### EXERCISE OBJECTIVE:
On the basis of the records below, report how many lines contain the word "name". Nothing else should be given.

[Source records]
BEGIN

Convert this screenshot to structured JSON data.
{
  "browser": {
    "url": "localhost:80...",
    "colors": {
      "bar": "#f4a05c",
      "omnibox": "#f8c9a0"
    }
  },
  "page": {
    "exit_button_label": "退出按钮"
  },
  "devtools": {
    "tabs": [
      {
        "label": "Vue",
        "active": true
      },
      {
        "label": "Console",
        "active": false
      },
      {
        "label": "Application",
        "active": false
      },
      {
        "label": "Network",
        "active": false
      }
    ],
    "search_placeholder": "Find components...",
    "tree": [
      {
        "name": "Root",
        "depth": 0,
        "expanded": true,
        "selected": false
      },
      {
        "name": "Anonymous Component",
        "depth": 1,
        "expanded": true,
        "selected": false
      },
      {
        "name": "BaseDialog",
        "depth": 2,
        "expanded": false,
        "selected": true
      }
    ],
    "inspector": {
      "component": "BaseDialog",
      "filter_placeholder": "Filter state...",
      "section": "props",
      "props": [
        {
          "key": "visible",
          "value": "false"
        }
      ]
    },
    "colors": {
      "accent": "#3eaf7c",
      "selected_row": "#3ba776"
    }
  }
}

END
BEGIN

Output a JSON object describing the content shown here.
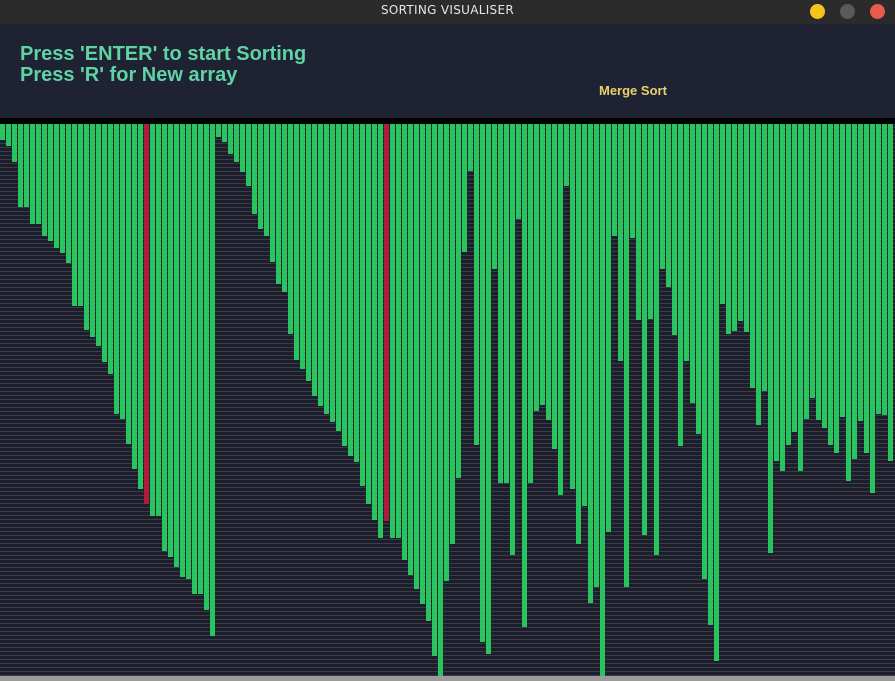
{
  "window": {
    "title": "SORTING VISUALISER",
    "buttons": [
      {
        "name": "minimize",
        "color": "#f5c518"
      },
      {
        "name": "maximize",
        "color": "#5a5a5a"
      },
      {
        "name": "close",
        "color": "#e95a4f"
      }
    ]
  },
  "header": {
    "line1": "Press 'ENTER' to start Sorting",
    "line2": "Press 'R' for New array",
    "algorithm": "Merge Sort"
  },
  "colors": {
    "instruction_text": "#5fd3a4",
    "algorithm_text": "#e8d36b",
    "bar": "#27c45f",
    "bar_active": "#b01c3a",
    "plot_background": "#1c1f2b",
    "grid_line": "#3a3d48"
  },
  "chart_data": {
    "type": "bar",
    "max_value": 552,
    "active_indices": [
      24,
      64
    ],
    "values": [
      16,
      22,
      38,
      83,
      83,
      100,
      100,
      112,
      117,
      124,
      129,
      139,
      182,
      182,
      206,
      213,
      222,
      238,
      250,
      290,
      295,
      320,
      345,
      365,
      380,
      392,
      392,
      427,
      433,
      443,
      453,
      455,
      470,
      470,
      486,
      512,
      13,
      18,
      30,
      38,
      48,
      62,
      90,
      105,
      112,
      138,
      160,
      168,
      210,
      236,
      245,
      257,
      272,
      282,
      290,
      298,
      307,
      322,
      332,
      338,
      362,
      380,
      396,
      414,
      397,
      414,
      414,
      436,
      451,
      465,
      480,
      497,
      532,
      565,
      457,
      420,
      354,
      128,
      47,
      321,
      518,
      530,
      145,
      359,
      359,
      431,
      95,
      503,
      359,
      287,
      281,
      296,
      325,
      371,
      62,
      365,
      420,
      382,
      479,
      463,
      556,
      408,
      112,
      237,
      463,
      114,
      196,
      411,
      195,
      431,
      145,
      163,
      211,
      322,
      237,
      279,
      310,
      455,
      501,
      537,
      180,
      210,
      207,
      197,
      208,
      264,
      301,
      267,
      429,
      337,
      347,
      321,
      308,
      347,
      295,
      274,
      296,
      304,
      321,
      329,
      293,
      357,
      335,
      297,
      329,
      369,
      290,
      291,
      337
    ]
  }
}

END
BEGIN

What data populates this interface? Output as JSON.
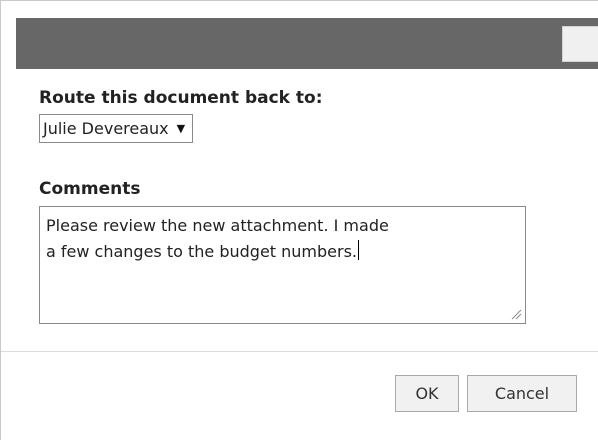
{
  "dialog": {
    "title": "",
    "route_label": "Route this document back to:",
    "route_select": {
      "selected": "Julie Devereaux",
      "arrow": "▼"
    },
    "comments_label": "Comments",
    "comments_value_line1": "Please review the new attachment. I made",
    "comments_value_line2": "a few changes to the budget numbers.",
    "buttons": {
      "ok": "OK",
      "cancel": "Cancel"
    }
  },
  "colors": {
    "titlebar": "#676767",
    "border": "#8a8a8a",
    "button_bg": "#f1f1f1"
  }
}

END

### YOUR RESPONSE:
6